Fiscal court approves raises for deputy clerks

Amelia Holliday Staff Reporter

December 2, 2013

HAZARD—The Perry County Fiscal Court voted last month to approve the 2014 budget for the Perry County Clerk’s office, even after some controversy arose due to raises being added into the budget.

According to documents obtained in the clerk’s office, the county clerk’s deputies’ gross salaries for 2013 were estimated to be $458,780. Compared to 2014’s estimate of $484,163 that’s an increase of over $25,000, or roughly 3 percent. The clerk’s salary also increased from $87,768 in 2013 to $88,200 in 2014.

Perry County Clerk Haven King said the raises are necessary to prepare his staff for the upcoming election year as well as for the implementation of a new filing system for the state.

“We’ve got two elections coming up, probably the biggest elections we’ve ever had, plus we’ve got a new system for files now that we’ve got to start training on,” King said, adding that the extra workload his staff will be facing next year warrants a pay increase.

Judge-Executive Denny Ray Noble said it would not be fair to give the deputy clerks even such a small raise as 3 percent when the county cannot afford to give any other workers one, too.

“We’re not, at the county level, going to have any cost-of-living raises here with the loss of coal severance money,” Noble addressed King at the meeting. “On our side, we’re cutting back as much as we can. It’s going to get tight — much worse than we thought.”

Noble said he recommended that the clerk’s and sheriff’s offices implement a cost-of-living raise, which would be a 3 percent increase, for staff in July, though King did not accept it. Noble explained that raises come out of the excess fees in a department’s budget, however, other bills also come out of that fund, including health insurance.

“That’s something that’s hitting us hard right now,” he said. “It comes down to, do you want a raise or do you want health insurance?”

King said that the clerk’s office is facing its most prosperous time of the year, and with elections coming next year and the car dealerships in the area doing so well, the office expects more money to come in next year from tags, taxes, and other fees.

“Our people work hard,” King said. “If we wasn’t making any money, I could see you saying you don’t want to give us a raise.”

Earl Brashear, magistrate of District 3, said though he didn’t think it was fair to give the deputy clerks a raise when no one else would get one, he would not vote against giving anyone a raise.

“If part of us gets a raise and part of us don’t it makes some people feel good and some people mad,” Brashear said.

Frank Hurley, District 1 magistrate, disagreed with Brashear and said he could not vote for something that was unfair.

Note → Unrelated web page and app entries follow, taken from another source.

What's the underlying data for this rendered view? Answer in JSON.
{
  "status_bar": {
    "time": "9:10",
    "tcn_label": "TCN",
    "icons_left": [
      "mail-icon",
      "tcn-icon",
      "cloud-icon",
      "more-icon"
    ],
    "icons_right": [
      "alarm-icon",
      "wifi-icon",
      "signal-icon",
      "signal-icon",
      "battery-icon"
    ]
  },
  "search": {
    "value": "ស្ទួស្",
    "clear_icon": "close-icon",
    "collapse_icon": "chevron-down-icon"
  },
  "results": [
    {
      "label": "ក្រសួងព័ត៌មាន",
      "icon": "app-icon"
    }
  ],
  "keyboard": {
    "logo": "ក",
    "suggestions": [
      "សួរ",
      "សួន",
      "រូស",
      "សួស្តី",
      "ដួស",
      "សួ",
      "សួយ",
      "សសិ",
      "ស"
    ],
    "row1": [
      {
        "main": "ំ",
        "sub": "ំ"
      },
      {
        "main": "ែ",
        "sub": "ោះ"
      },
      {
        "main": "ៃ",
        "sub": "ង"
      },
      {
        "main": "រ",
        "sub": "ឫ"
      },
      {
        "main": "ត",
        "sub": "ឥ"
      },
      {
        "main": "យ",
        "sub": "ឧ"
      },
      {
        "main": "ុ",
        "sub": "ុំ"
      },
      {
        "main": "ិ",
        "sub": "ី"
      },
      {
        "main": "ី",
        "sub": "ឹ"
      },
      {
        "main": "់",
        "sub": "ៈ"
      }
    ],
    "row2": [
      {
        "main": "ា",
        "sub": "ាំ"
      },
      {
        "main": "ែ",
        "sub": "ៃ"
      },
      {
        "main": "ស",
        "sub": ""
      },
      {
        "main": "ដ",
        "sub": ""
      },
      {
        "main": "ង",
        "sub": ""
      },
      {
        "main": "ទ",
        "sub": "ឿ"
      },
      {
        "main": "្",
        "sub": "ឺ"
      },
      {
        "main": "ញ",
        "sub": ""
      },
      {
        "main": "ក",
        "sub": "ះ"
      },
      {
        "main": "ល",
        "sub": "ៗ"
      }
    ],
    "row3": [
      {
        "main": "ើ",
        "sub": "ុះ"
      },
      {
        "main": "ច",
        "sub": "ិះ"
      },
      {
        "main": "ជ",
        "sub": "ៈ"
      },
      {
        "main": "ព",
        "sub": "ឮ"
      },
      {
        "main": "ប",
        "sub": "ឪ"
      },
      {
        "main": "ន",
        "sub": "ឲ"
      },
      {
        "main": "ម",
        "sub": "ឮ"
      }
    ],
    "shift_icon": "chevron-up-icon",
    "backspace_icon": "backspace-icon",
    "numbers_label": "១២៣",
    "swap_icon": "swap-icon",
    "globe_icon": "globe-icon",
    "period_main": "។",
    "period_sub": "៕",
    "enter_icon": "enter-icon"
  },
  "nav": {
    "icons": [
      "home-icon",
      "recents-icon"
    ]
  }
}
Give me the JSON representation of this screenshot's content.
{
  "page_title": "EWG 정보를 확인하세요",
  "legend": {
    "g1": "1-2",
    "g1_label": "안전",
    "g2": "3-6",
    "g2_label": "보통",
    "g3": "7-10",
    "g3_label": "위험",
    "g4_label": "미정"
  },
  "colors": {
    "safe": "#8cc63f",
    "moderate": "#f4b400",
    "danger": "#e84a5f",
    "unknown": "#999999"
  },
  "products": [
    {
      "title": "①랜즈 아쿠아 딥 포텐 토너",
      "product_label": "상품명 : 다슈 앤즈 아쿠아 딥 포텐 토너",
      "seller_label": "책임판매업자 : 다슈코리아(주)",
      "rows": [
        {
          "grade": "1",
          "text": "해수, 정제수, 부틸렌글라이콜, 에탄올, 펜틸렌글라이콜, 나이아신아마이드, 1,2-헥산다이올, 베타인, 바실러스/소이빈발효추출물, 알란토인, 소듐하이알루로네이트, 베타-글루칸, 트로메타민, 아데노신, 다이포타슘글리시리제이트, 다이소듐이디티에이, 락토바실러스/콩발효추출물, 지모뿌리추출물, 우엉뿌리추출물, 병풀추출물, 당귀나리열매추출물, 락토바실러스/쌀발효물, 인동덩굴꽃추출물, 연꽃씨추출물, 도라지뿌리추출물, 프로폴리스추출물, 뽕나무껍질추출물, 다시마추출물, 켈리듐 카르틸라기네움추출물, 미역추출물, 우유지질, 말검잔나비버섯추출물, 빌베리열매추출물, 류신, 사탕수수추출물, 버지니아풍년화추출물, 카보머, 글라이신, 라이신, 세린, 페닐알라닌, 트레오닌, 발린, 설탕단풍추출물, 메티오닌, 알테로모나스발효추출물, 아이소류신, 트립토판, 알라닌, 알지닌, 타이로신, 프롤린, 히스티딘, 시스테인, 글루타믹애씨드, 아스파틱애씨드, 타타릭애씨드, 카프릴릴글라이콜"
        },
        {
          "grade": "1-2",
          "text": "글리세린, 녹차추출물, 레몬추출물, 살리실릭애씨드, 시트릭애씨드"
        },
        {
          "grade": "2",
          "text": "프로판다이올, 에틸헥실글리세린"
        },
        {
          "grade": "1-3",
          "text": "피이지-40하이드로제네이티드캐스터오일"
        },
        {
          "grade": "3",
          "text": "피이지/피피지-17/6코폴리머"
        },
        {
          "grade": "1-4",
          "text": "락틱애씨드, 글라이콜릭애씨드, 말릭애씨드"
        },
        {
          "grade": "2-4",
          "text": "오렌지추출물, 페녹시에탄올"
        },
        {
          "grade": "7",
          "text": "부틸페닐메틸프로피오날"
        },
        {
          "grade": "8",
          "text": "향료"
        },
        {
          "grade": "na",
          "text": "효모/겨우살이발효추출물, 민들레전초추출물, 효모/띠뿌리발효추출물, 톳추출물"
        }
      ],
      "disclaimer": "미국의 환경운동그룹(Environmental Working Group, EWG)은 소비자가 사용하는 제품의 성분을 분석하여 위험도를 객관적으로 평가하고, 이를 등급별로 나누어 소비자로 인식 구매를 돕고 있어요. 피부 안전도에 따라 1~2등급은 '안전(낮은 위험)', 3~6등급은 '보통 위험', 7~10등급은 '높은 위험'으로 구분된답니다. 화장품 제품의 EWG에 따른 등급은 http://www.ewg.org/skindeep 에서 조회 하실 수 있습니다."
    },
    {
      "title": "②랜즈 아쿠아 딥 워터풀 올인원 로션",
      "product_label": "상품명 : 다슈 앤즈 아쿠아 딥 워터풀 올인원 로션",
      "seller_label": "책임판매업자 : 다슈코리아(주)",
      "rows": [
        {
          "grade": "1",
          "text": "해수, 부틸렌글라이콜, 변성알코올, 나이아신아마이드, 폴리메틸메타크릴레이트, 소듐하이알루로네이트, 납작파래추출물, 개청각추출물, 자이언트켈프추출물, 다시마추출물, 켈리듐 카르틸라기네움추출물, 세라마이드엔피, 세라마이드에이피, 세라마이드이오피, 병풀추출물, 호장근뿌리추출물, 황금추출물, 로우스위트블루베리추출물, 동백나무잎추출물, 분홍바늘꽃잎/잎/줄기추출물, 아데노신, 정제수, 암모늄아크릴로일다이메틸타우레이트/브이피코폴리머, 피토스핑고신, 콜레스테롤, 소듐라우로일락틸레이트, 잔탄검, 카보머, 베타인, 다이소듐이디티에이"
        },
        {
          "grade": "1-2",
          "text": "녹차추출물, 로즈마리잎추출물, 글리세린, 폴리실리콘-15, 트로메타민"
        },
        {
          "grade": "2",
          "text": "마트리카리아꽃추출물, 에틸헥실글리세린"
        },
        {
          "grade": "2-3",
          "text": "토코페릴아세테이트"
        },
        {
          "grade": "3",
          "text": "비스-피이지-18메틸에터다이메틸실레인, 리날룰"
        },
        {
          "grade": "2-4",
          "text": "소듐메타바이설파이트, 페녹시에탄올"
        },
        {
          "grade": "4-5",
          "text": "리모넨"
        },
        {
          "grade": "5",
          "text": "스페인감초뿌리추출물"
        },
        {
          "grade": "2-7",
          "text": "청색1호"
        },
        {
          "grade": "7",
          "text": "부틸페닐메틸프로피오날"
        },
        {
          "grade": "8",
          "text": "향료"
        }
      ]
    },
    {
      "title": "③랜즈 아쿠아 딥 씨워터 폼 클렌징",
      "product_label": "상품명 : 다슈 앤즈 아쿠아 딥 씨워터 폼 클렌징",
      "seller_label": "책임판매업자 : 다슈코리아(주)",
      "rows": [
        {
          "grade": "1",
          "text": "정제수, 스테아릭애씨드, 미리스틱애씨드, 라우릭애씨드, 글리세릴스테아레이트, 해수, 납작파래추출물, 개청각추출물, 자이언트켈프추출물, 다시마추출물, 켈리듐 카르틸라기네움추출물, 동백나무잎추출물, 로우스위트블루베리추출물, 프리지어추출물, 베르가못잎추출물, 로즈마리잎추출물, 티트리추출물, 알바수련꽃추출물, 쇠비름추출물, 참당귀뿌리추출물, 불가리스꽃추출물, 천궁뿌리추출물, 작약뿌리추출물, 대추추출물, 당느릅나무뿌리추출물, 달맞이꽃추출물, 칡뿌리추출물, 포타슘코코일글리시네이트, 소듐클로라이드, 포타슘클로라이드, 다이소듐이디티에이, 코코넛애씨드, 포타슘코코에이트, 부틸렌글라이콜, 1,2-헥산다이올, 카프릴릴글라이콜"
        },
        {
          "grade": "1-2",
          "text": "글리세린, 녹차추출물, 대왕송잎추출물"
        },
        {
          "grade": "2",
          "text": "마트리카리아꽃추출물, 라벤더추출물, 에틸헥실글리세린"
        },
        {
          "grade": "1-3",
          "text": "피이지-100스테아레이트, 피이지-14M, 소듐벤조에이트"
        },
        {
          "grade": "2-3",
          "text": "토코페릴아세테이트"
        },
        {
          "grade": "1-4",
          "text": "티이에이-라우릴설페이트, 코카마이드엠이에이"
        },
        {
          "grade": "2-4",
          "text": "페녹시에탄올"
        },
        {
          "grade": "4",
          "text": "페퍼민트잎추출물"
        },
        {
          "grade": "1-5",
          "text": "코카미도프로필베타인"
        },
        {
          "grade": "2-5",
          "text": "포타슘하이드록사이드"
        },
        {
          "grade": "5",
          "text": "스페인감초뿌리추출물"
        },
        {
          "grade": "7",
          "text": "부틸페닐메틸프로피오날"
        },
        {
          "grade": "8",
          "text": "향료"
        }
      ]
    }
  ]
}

“I can’t vote to give somebody a raise and not the others. I’m not going to,” he said.

Noble said so far the county has lost over $4.5 million in coal severance money since last year. This, topped with revenue lost because of the 911 service, regional jail payments, and increased health insurance costs, has hurt the county’s budget tremendously, and Noble said he expects more cuts to come.

“You can’t continue going on and on spending money you know you aren’t going to have,” Noble said. “It should be equal across the board, not one department getting it and the rest not. If we don’t pass this budget today because Haven asked for a raise, who gets the blame? The county judge. Pretty simple.”

After nearly an hour of discussion among the members of the court, King requested for a motion to be made for a vote to either approve or reject the clerk’s budget.

Brashear made a motion to accept the clerk’s budget, with Hurley seconding it, according to the minutes recorded in the clerk’s office. The court voted unanimously to accept it.